Tuesday, February 09, 2010
Review: Hauling Checks
Title: Hauling Checks
Author: Alex Stone
Publisher: AWS Books
Point of Sale: Amazon
Reviewed by: Chris Gerrib
It’s a little-known fact, but for many years, every check written at a bank had to be physically air-freighted back to the original bank it was drawn on. Modern technology is slowly phasing this out, but in the meantime, a group of airfreight companies make a living flying this “work” around. These pilots refer to themselves as freight dogs. It’s a tough business, consisting of flying small turboprops out of secondary airports at night for little money.
It’s the world of Alex Stone, author of the new novel Hauling Checks. This short work (166 pages) is ostensibly the story of Checkflight, a (hopefully) fictional airfreight company swirling down the corporate drain. In reality, the book is an excuse for Alex to tell fictionalized exploits and anecdotes of his flying career. Very entertaining anecdotes, I might add.
Alex is an engaging writer, aiming at a general audience, so there’s no “I did a second IFR on the PDQ” technobabble. What aviation lingo you need to understand is explained. Even then, most of the entertaining stories aren’t about flying; they are about characters, from a copilot who’s afraid to fly to a company chief who dabbles in illegal activities and a senile dispatcher.
Now, the author is a young man, apparently single, and he hangs out with a young crowd, so there are a few adult words and situations. Having said that, Hauling Checks is an entertaining and quick look at a less-than-glamorous side of being a pilot.

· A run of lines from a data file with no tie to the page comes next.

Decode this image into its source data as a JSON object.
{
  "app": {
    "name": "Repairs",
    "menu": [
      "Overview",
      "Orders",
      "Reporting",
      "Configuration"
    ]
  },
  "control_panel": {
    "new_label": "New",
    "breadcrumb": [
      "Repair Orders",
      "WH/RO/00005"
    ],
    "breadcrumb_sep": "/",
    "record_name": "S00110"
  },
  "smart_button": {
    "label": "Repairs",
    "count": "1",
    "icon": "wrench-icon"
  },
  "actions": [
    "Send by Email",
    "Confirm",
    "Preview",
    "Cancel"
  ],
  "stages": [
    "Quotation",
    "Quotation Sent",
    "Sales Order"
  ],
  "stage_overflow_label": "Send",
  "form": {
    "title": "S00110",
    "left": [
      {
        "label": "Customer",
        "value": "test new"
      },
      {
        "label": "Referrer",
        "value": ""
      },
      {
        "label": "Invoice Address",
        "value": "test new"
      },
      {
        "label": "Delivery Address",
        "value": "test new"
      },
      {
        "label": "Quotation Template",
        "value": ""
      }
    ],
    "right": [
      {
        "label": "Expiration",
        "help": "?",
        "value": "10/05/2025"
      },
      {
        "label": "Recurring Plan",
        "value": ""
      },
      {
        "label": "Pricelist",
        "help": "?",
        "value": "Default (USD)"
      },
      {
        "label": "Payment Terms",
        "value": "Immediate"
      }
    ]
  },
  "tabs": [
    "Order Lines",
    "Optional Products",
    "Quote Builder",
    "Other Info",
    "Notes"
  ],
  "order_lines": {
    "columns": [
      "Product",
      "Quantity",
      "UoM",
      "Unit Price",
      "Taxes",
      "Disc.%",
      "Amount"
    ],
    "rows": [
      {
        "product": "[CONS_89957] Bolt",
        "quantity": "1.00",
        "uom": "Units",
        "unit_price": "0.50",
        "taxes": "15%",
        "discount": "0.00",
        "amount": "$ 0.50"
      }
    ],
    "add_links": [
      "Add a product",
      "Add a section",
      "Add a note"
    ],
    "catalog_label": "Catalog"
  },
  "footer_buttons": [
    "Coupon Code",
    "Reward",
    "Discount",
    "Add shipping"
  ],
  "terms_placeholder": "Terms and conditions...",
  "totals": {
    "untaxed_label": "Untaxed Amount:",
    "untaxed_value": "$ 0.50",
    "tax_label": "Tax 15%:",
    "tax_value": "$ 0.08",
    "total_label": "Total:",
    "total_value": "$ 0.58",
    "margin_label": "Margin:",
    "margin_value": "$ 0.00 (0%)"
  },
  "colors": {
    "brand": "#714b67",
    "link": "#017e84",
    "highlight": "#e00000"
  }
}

I’m very fond of Patrick Smith, who writes “Ask The Pilot” for Salon.com. Alex Stone shows the writing potential to be another Patrick Smith.